In one of the worst cases, £1.2million given to Sierra Leone by the Department for International Development (DfID) to “support peacekeeping” was stolen by the country’s “top brass” and spent on plasma television sets, hunting rifles and other consumer items.
Other examples include £16.5million allegedly stolen by ministers in Uganda and £800,000 intended for schools in Kenya stolen by education ministers.
DfID is said to be fully aware of the thefts, but regards the losses as being “within reason”. Details of the embezzlement will reopen the debate over the Government’s decision to increase DfID’s £7.3billion budget at a time of cuts.
In August, 2009, a secret cable from the US embassy in Freetown reported “deep corruption” within Sierra Leone’s defence ministry, “primarily through pocketing of enlisted members’ salaries”.

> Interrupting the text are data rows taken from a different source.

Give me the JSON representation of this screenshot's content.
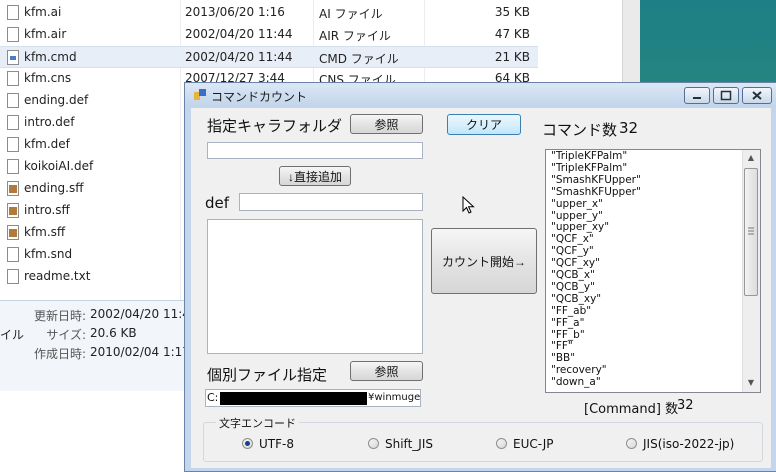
{
  "explorer": {
    "files": [
      {
        "name": "kfm.ai",
        "date": "2013/06/20 1:16",
        "type": "AI ファイル",
        "size": "35 KB",
        "icon": "file-icon"
      },
      {
        "name": "kfm.air",
        "date": "2002/04/20 11:44",
        "type": "AIR ファイル",
        "size": "47 KB",
        "icon": "file-icon"
      },
      {
        "name": "kfm.cmd",
        "date": "2002/04/20 11:44",
        "type": "CMD ファイル",
        "size": "21 KB",
        "icon": "cmd-file-icon",
        "selected": true
      },
      {
        "name": "kfm.cns",
        "date": "2007/12/27 3:44",
        "type": "CNS ファイル",
        "size": "64 KB",
        "icon": "file-icon"
      },
      {
        "name": "ending.def",
        "date": "",
        "type": "",
        "size": "",
        "icon": "file-icon"
      },
      {
        "name": "intro.def",
        "date": "",
        "type": "",
        "size": "",
        "icon": "file-icon"
      },
      {
        "name": "kfm.def",
        "date": "",
        "type": "",
        "size": "",
        "icon": "file-icon"
      },
      {
        "name": "koikoiAI.def",
        "date": "",
        "type": "",
        "size": "",
        "icon": "file-icon"
      },
      {
        "name": "ending.sff",
        "date": "",
        "type": "",
        "size": "",
        "icon": "sff-file-icon"
      },
      {
        "name": "intro.sff",
        "date": "",
        "type": "",
        "size": "",
        "icon": "sff-file-icon"
      },
      {
        "name": "kfm.sff",
        "date": "",
        "type": "",
        "size": "",
        "icon": "sff-file-icon"
      },
      {
        "name": "kfm.snd",
        "date": "",
        "type": "",
        "size": "",
        "icon": "file-icon"
      },
      {
        "name": "readme.txt",
        "date": "",
        "type": "",
        "size": "",
        "icon": "file-icon"
      }
    ],
    "details": {
      "modified_label": "更新日時:",
      "modified_value": "2002/04/20 11:4",
      "size_label": "サイズ:",
      "size_value": "20.6 KB",
      "created_label": "作成日時:",
      "created_value": "2010/02/04 1:17",
      "type_fragment": "イル"
    }
  },
  "dialog": {
    "title": "コマンドカウント",
    "folder_label": "指定キャラフォルダ",
    "browse_folder_label": "参照",
    "clear_label": "クリア",
    "command_count_label": "コマンド数",
    "command_count_value": "32",
    "direct_add_label": "↓直接追加",
    "def_label": "def",
    "start_count_label": "カウント開始→",
    "file_label": "個別ファイル指定",
    "browse_file_label": "参照",
    "path_prefix": "C:",
    "path_suffix": "¥winmugen¥cl",
    "bracket_count_label": "[Command] 数",
    "bracket_count_value": "32",
    "commands": [
      "\"TripleKFPalm\"",
      "\"TripleKFPalm\"",
      "\"SmashKFUpper\"",
      "\"SmashKFUpper\"",
      "\"upper_x\"",
      "\"upper_y\"",
      "\"upper_xy\"",
      "\"QCF_x\"",
      "\"QCF_y\"",
      "\"QCF_xy\"",
      "\"QCB_x\"",
      "\"QCB_y\"",
      "\"QCB_xy\"",
      "\"FF_ab\"",
      "\"FF_a\"",
      "\"FF_b\"",
      "\"FF\"",
      "\"BB\"",
      "\"recovery\"",
      "\"down_a\""
    ],
    "encoding": {
      "group_label": "文字エンコード",
      "options": [
        "UTF-8",
        "Shift_JIS",
        "EUC-JP",
        "JIS(iso-2022-jp)"
      ],
      "selected": "UTF-8"
    }
  }
}
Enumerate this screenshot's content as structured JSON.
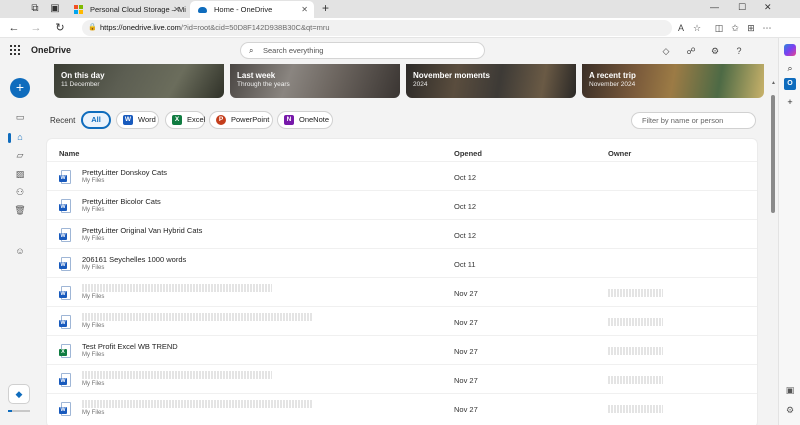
{
  "browser": {
    "tabs": [
      {
        "label": "Personal Cloud Storage – Microso",
        "active": false
      },
      {
        "label": "Home - OneDrive",
        "active": true
      }
    ],
    "url_host": "https://onedrive.live.com",
    "url_rest": "/?id=root&cid=50D8F142D938B30C&qt=mru",
    "icons": [
      "workspaces-icon",
      "tab-actions-icon",
      "back-icon",
      "forward-icon",
      "refresh-icon",
      "home-icon",
      "read-aloud-icon",
      "favorite-icon",
      "split-screen-icon",
      "favorites-icon",
      "collections-icon",
      "extensions-icon",
      "more-icon"
    ]
  },
  "header": {
    "app_name": "OneDrive",
    "search_placeholder": "Search everything"
  },
  "memories": [
    {
      "title": "On this day",
      "subtitle": "11 December"
    },
    {
      "title": "Last week",
      "subtitle": "Through the years"
    },
    {
      "title": "November moments",
      "subtitle": "2024"
    },
    {
      "title": "A recent trip",
      "subtitle": "November 2024"
    }
  ],
  "filters": {
    "label": "Recent",
    "chips": [
      "All",
      "Word",
      "Excel",
      "PowerPoint",
      "OneNote"
    ],
    "search_placeholder": "Filter by name or person"
  },
  "table": {
    "columns": [
      "Name",
      "Opened",
      "Owner"
    ],
    "rows": [
      {
        "name": "PrettyLitter Donskoy Cats",
        "location": "My Files",
        "opened": "Oct 12",
        "type": "word",
        "redacted": false
      },
      {
        "name": "PrettyLitter Bicolor Cats",
        "location": "My Files",
        "opened": "Oct 12",
        "type": "word",
        "redacted": false
      },
      {
        "name": "PrettyLitter Original Van Hybrid Cats",
        "location": "My Files",
        "opened": "Oct 12",
        "type": "word",
        "redacted": false
      },
      {
        "name": "206161 Seychelles 1000 words",
        "location": "My Files",
        "opened": "Oct 11",
        "type": "word",
        "redacted": false
      },
      {
        "name": "",
        "location": "My Files",
        "opened": "Nov 27",
        "type": "word",
        "redacted": true
      },
      {
        "name": "",
        "location": "My Files",
        "opened": "Nov 27",
        "type": "word",
        "redacted": true
      },
      {
        "name": "Test Profit Excel WB TREND",
        "location": "My Files",
        "opened": "Nov 27",
        "type": "excel",
        "redacted": false
      },
      {
        "name": "",
        "location": "My Files",
        "opened": "Nov 27",
        "type": "word",
        "redacted": true
      },
      {
        "name": "",
        "location": "My Files",
        "opened": "Nov 27",
        "type": "word",
        "redacted": true
      }
    ]
  },
  "colors": {
    "accent": "#0f6cbd",
    "word": "#185abd",
    "excel": "#107c41",
    "powerpoint": "#c43e1c",
    "onenote": "#7719aa"
  }
}
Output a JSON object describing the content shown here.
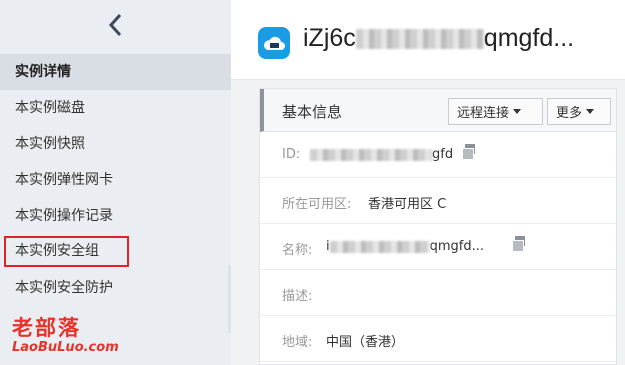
{
  "sidebar": {
    "items": [
      {
        "label": "实例详情"
      },
      {
        "label": "本实例磁盘"
      },
      {
        "label": "本实例快照"
      },
      {
        "label": "本实例弹性网卡"
      },
      {
        "label": "本实例操作记录"
      },
      {
        "label": "本实例安全组"
      },
      {
        "label": "本实例安全防护"
      }
    ]
  },
  "watermark": {
    "cn": "老部落",
    "en": "LaoBuLuo.com"
  },
  "header": {
    "title_start": "iZj6c",
    "title_end": "qmgfd..."
  },
  "panel": {
    "title": "基本信息",
    "remote_button": "远程连接",
    "more_button": "更多",
    "rows": [
      {
        "label": "ID:",
        "value_end": "gfd"
      },
      {
        "label": "所在可用区:",
        "value": "香港可用区 C"
      },
      {
        "label": "名称:",
        "value_start": "i",
        "value_end": "qmgfd..."
      },
      {
        "label": "描述:"
      },
      {
        "label": "地域:",
        "value": "中国（香港）"
      }
    ]
  },
  "colors": {
    "accent": "#1a9be6",
    "highlight": "#e02424",
    "watermark": "#e8332a"
  }
}
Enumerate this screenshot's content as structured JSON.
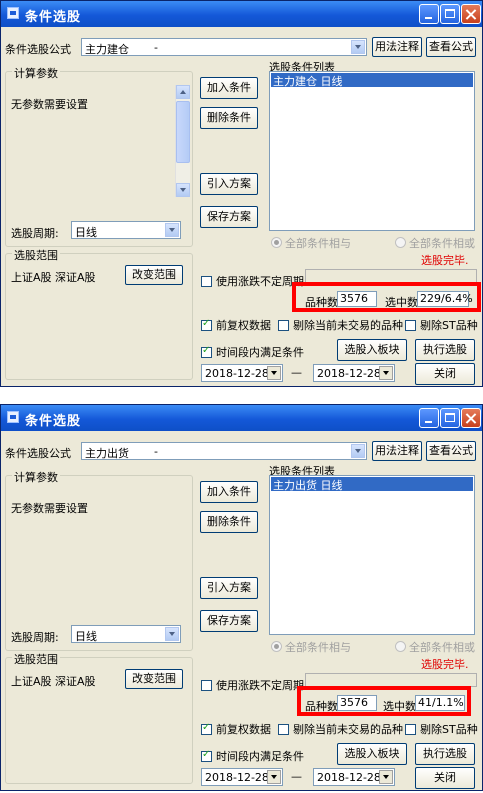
{
  "shared": {
    "formula_label": "条件选股公式",
    "usage_button": "用法注释",
    "view_formula_button": "查看公式",
    "calc_params_group": "计算参数",
    "no_params_text": "无参数需要设置",
    "period_label": "选股周期:",
    "period_value": "日线",
    "range_group": "选股范围",
    "range_text": "上证A股 深证A股",
    "change_range_button": "改变范围",
    "condition_list_label": "选股条件列表",
    "add_condition_button": "加入条件",
    "delete_condition_button": "删除条件",
    "import_plan_button": "引入方案",
    "save_plan_button": "保存方案",
    "radio_all_and": "全部条件相与",
    "radio_all_or": "全部条件相或",
    "status_text": "选股完毕.",
    "use_variable_period": "使用涨跌不定周期",
    "count_label": "品种数",
    "count_value": "3576",
    "selected_label": "选中数",
    "check_prior_rights": "前复权数据",
    "check_exclude_untraded": "剔除当前未交易的品种",
    "check_exclude_st": "剔除ST品种",
    "check_time_range": "时间段内满足条件",
    "select_to_block_button": "选股入板块",
    "run_select_button": "执行选股",
    "date_from": "2018-12-28",
    "date_sep": "—",
    "date_to": "2018-12-28",
    "close_button": "关闭"
  },
  "window1": {
    "title": "条件选股",
    "formula_value": "主力建仓",
    "formula_dash": "-",
    "list_item": "主力建仓  日线",
    "selected_value": "229/6.4%"
  },
  "window2": {
    "title": "条件选股",
    "formula_value": "主力出货",
    "formula_dash": "-",
    "list_item": "主力出货  日线",
    "selected_value": "41/1.1%"
  },
  "colors": {
    "title_bar": "#1458d8",
    "dialog_bg": "#ece9d8",
    "selection": "#316ac5",
    "status_red": "#e00000",
    "highlight_box": "#ff0000"
  }
}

June Carter Perry, the US ambassador, wrote: “The British envoy revealed that the GoSL (Government of Sierra Leone) demanded a $4 million [£2.46million] contribution from the UK for the Ministry of Defense to support peacekeeping.
“Upon examination, the British discovered that half of the funds were for the personal use of the minister [Palo Conteh] and top brass. Items such as 36 plasma TVs and hunting rifles for the minister’s own use were included.”
Two months later, the US embassy in Nairobi reported that £800,000 from two educational support programmes funded by DfID and the World Bank had been “misappropriated” by officials working for Kenya’s education ministry, leading to the suspension of 25 staff. Separately,textbooks valued at £10.6million had been “lost” to “fraud, theft, and destruction” over the previous four years.
The embassy noted: “The primary donor, DfID, is reviewing the issue but is not expected to pull funding from the program. DfID considers the Free Education Program to be a major success and the level of losses to be within reason.”
In January last year, senior Ugandan officials were accused of “misusing” £16.5 million allocated to help pay for the 2007 Commonwealth Heads of Government Meeting. US diplomats in Kampala noted that Britain was “deeply angered” by the scandal and was “seriously considering visa restrictions” on the men in question to punish them.